[Items listed in a dataset]
_ _ _ _
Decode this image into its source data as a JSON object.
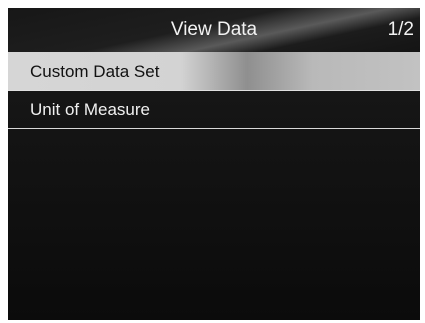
{
  "header": {
    "title": "View Data",
    "page": "1/2"
  },
  "menu": {
    "items": [
      {
        "label": "Custom Data Set",
        "selected": true
      },
      {
        "label": "Unit of Measure",
        "selected": false
      }
    ]
  }
}
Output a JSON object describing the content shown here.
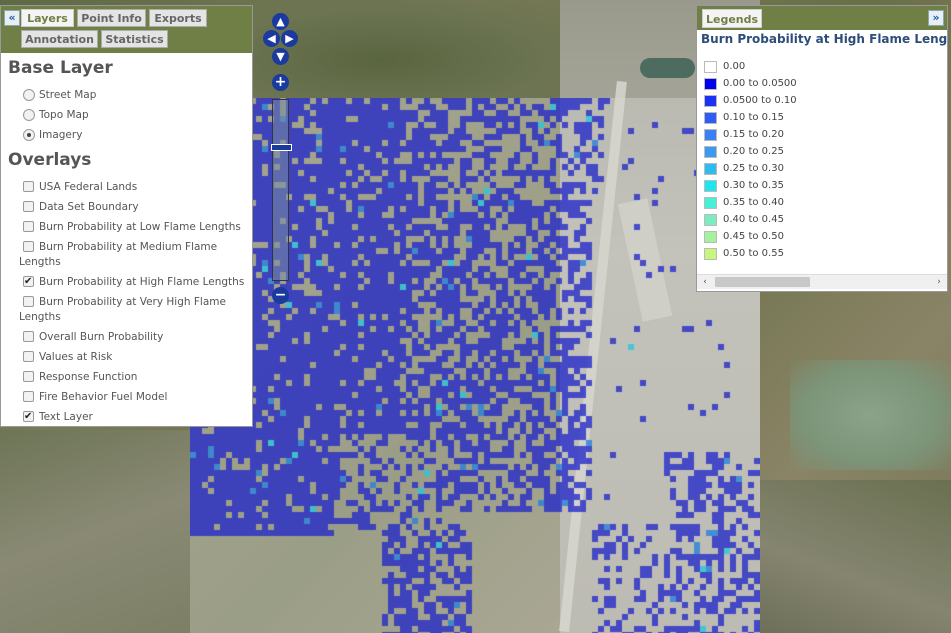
{
  "tabs": {
    "collapse": "«",
    "row1": [
      "Layers",
      "Point Info",
      "Exports"
    ],
    "row2": [
      "Annotation",
      "Statistics"
    ]
  },
  "base_layer": {
    "title": "Base Layer",
    "options": [
      {
        "label": "Street Map",
        "selected": false
      },
      {
        "label": "Topo Map",
        "selected": false
      },
      {
        "label": "Imagery",
        "selected": true
      }
    ]
  },
  "overlays": {
    "title": "Overlays",
    "items": [
      {
        "label": "USA Federal Lands",
        "checked": false
      },
      {
        "label": "Data Set Boundary",
        "checked": false
      },
      {
        "label": "Burn Probability at Low Flame Lengths",
        "checked": false
      },
      {
        "label": "Burn Probability at Medium Flame Lengths",
        "checked": false
      },
      {
        "label": "Burn Probability at High Flame Lengths",
        "checked": true
      },
      {
        "label": "Burn Probability at Very High Flame Lengths",
        "checked": false
      },
      {
        "label": "Overall Burn Probability",
        "checked": false
      },
      {
        "label": "Values at Risk",
        "checked": false
      },
      {
        "label": "Response Function",
        "checked": false
      },
      {
        "label": "Fire Behavior Fuel Model",
        "checked": false
      },
      {
        "label": "Text Layer",
        "checked": true
      }
    ]
  },
  "map_controls": {
    "pan_up": "up-arrow-icon",
    "pan_down": "down-arrow-icon",
    "pan_left": "left-arrow-icon",
    "pan_right": "right-arrow-icon",
    "zoom_in": "+",
    "zoom_out": "−"
  },
  "legend": {
    "tab": "Legends",
    "collapse": "»",
    "title": "Burn Probability at High Flame Lengt",
    "items": [
      {
        "label": "0.00",
        "color": "#ffffff"
      },
      {
        "label": "0.00 to 0.0500",
        "color": "#0000ee"
      },
      {
        "label": "0.0500 to 0.10",
        "color": "#1a33f2"
      },
      {
        "label": "0.10 to 0.15",
        "color": "#2f5cf5"
      },
      {
        "label": "0.15 to 0.20",
        "color": "#3c7ef3"
      },
      {
        "label": "0.20 to 0.25",
        "color": "#3c99ef"
      },
      {
        "label": "0.25 to 0.30",
        "color": "#2fbbec"
      },
      {
        "label": "0.30 to 0.35",
        "color": "#1de6ee"
      },
      {
        "label": "0.35 to 0.40",
        "color": "#45f0d8"
      },
      {
        "label": "0.40 to 0.45",
        "color": "#7cecc0"
      },
      {
        "label": "0.45 to 0.50",
        "color": "#a6f0a0"
      },
      {
        "label": "0.50 to 0.55",
        "color": "#c8f480"
      }
    ],
    "scroll_left": "‹",
    "scroll_right": "›"
  }
}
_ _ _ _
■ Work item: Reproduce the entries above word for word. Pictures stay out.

■ Reply to the exercise:
Decode this image into its source data as a JSON object.
{
  "header": {
    "title": "View Data",
    "page": "1/2"
  },
  "menu": {
    "items": [
      {
        "label": "Custom Data Set",
        "selected": true
      },
      {
        "label": "Unit of Measure",
        "selected": false
      }
    ]
  }
}
Output a JSON object describing the content shown here.
{
  "tabs": {
    "collapse": "«",
    "row1": [
      "Layers",
      "Point Info",
      "Exports"
    ],
    "row2": [
      "Annotation",
      "Statistics"
    ]
  },
  "base_layer": {
    "title": "Base Layer",
    "options": [
      {
        "label": "Street Map",
        "selected": false
      },
      {
        "label": "Topo Map",
        "selected": false
      },
      {
        "label": "Imagery",
        "selected": true
      }
    ]
  },
  "overlays": {
    "title": "Overlays",
    "items": [
      {
        "label": "USA Federal Lands",
        "checked": false
      },
      {
        "label": "Data Set Boundary",
        "checked": false
      },
      {
        "label": "Burn Probability at Low Flame Lengths",
        "checked": false
      },
      {
        "label": "Burn Probability at Medium Flame Lengths",
        "checked": false
      },
      {
        "label": "Burn Probability at High Flame Lengths",
        "checked": true
      },
      {
        "label": "Burn Probability at Very High Flame Lengths",
        "checked": false
      },
      {
        "label": "Overall Burn Probability",
        "checked": false
      },
      {
        "label": "Values at Risk",
        "checked": false
      },
      {
        "label": "Response Function",
        "checked": false
      },
      {
        "label": "Fire Behavior Fuel Model",
        "checked": false
      },
      {
        "label": "Text Layer",
        "checked": true
      }
    ]
  },
  "map_controls": {
    "pan_up": "up-arrow-icon",
    "pan_down": "down-arrow-icon",
    "pan_left": "left-arrow-icon",
    "pan_right": "right-arrow-icon",
    "zoom_in": "+",
    "zoom_out": "−"
  },
  "legend": {
    "tab": "Legends",
    "collapse": "»",
    "title": "Burn Probability at High Flame Lengt",
    "items": [
      {
        "label": "0.00",
        "color": "#ffffff"
      },
      {
        "label": "0.00 to 0.0500",
        "color": "#0000ee"
      },
      {
        "label": "0.0500 to 0.10",
        "color": "#1a33f2"
      },
      {
        "label": "0.10 to 0.15",
        "color": "#2f5cf5"
      },
      {
        "label": "0.15 to 0.20",
        "color": "#3c7ef3"
      },
      {
        "label": "0.20 to 0.25",
        "color": "#3c99ef"
      },
      {
        "label": "0.25 to 0.30",
        "color": "#2fbbec"
      },
      {
        "label": "0.30 to 0.35",
        "color": "#1de6ee"
      },
      {
        "label": "0.35 to 0.40",
        "color": "#45f0d8"
      },
      {
        "label": "0.40 to 0.45",
        "color": "#7cecc0"
      },
      {
        "label": "0.45 to 0.50",
        "color": "#a6f0a0"
      },
      {
        "label": "0.50 to 0.55",
        "color": "#c8f480"
      }
    ],
    "scroll_left": "‹",
    "scroll_right": "›"
  }
}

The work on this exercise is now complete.